PROBLEM -> Please restate each entry word for word.

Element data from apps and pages
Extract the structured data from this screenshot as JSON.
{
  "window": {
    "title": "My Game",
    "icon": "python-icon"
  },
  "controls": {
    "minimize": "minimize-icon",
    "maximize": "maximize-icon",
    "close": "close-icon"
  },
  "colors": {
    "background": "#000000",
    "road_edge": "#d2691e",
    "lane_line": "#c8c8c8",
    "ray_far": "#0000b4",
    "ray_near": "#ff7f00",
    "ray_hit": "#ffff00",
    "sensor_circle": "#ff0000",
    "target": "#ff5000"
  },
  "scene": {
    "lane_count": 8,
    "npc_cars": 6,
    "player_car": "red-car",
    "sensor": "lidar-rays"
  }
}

TASK SOLUTION ->
Extract the structured data from this screenshot as JSON.
{
  "window": {
    "title": "My Game",
    "icon": "python-icon"
  },
  "controls": {
    "minimize": "minimize-icon",
    "maximize": "maximize-icon",
    "close": "close-icon"
  },
  "colors": {
    "background": "#000000",
    "road_edge": "#d2691e",
    "lane_line": "#c8c8c8",
    "ray_far": "#0000b4",
    "ray_near": "#ff7f00",
    "ray_hit": "#ffff00",
    "sensor_circle": "#ff0000",
    "target": "#ff5000"
  },
  "scene": {
    "lane_count": 8,
    "npc_cars": 6,
    "player_car": "red-car",
    "sensor": "lidar-rays"
  }
}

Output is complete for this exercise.